The contributions stress the heterogeneity among migrants’ family life, and the need for more research and targeted policies. Concretely, four key messages are to be considered:
- Migrants’ family life trajectories differ by society of origin and are also shaped by the institutional, policy and welfare context of the society of destination. More research using longitudinal data is needed for advancing our understanding of migrants’ attitudes and behaviours in the realm of family life and for providing informed advice to policymakers and organizations aiming to improve migrants’ living conditions and the life chances of their children.
- The Generations and Gender Programme is excellently positioned to promote comparative studies of migrants’ family life trajectories. Their cross-national structure allows not only to compare populations from different origins within countries and to compare the same migrant group across different destination countries, but also to compare the migrant minority in the host country with their non-migrant co-nationals in the country of origin.
- Spatial segregation, limited proficiency in the host country language and limited social exchange with the majority population hinder the integration of migrants and their descendants even in the long-term.
- Societies should better support migrant families in accessing childcare services and breaking social isolation at older ages.

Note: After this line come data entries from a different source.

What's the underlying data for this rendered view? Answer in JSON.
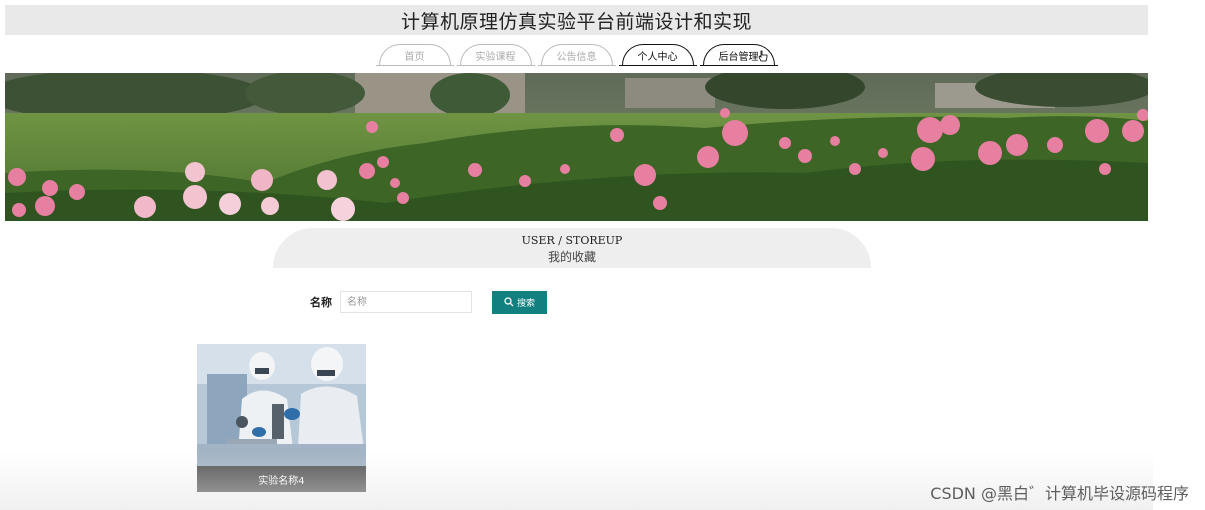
{
  "header": {
    "title": "计算机原理仿真实验平台前端设计和实现"
  },
  "nav": {
    "tabs": [
      {
        "label": "首页"
      },
      {
        "label": "实验课程"
      },
      {
        "label": "公告信息"
      },
      {
        "label": "个人中心"
      },
      {
        "label": "后台管理"
      }
    ]
  },
  "section": {
    "title_en": "USER / STOREUP",
    "title_cn": "我的收藏"
  },
  "search": {
    "label": "名称",
    "placeholder": "名称",
    "value": "",
    "button_label": "搜索",
    "button_color": "#11807f"
  },
  "favorites": [
    {
      "name": "实验名称4"
    }
  ],
  "watermark": "CSDN @黑白゛计算机毕设源码程序"
}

- Introduction Judith Koops and Teresa Castro Martin
- Do the Descendants of Immigrants Become Adults Sooner or Later than Native-born? Evidence from the French Generations and Gender Survey. Roberto Impicciatore and Ariane Pailhé
- Migrant Families in the German Generations and Gender Survey. Johanna Schütz and Robert Naderi
- Families of Poles in the Netherlands: New Data to Study Migrants’ Family Dynamics and Social Networks in a Comparative Setting. Alzbeta Bartova, Kasia Karpinska, Nina Conkova and Tineke Fokkema
- Childbearing and Family Formation of Russian-Origin Migrants in Estonia. Leen Rahnu
- Conclusions Teresa Castro Martin and Judith Koops